Task requirements:
The records below are to be retyped in full, without any alteration.

::: Input :::

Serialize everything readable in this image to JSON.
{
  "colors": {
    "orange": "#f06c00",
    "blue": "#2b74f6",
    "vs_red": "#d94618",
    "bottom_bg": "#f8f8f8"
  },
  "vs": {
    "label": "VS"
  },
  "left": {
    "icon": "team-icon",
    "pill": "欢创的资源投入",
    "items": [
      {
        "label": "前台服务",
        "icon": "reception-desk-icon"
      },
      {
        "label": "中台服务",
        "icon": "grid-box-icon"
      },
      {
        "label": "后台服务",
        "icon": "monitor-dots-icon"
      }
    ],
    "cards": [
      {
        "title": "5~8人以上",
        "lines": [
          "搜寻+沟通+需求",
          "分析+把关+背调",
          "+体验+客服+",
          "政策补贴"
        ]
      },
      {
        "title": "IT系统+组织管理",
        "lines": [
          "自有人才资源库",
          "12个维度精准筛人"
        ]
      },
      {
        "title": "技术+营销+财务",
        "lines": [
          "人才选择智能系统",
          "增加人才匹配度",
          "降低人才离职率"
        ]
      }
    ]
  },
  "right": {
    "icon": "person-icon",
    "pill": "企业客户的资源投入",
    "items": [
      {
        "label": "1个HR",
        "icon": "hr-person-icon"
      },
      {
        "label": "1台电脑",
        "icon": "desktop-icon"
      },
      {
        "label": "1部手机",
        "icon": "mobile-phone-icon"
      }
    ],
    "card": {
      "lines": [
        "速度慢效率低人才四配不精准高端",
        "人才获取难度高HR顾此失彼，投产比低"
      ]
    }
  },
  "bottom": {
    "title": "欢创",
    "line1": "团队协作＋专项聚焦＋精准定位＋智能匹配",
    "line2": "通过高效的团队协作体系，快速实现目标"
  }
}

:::

Task response:
Serialize everything readable in this image to JSON.
{
  "colors": {
    "orange": "#f06c00",
    "blue": "#2b74f6",
    "vs_red": "#d94618",
    "bottom_bg": "#f8f8f8"
  },
  "vs": {
    "label": "VS"
  },
  "left": {
    "icon": "team-icon",
    "pill": "欢创的资源投入",
    "items": [
      {
        "label": "前台服务",
        "icon": "reception-desk-icon"
      },
      {
        "label": "中台服务",
        "icon": "grid-box-icon"
      },
      {
        "label": "后台服务",
        "icon": "monitor-dots-icon"
      }
    ],
    "cards": [
      {
        "title": "5~8人以上",
        "lines": [
          "搜寻+沟通+需求",
          "分析+把关+背调",
          "+体验+客服+",
          "政策补贴"
        ]
      },
      {
        "title": "IT系统+组织管理",
        "lines": [
          "自有人才资源库",
          "12个维度精准筛人"
        ]
      },
      {
        "title": "技术+营销+财务",
        "lines": [
          "人才选择智能系统",
          "增加人才匹配度",
          "降低人才离职率"
        ]
      }
    ]
  },
  "right": {
    "icon": "person-icon",
    "pill": "企业客户的资源投入",
    "items": [
      {
        "label": "1个HR",
        "icon": "hr-person-icon"
      },
      {
        "label": "1台电脑",
        "icon": "desktop-icon"
      },
      {
        "label": "1部手机",
        "icon": "mobile-phone-icon"
      }
    ],
    "card": {
      "lines": [
        "速度慢效率低人才四配不精准高端",
        "人才获取难度高HR顾此失彼，投产比低"
      ]
    }
  },
  "bottom": {
    "title": "欢创",
    "line1": "团队协作＋专项聚焦＋精准定位＋智能匹配",
    "line2": "通过高效的团队协作体系，快速实现目标"
  }
}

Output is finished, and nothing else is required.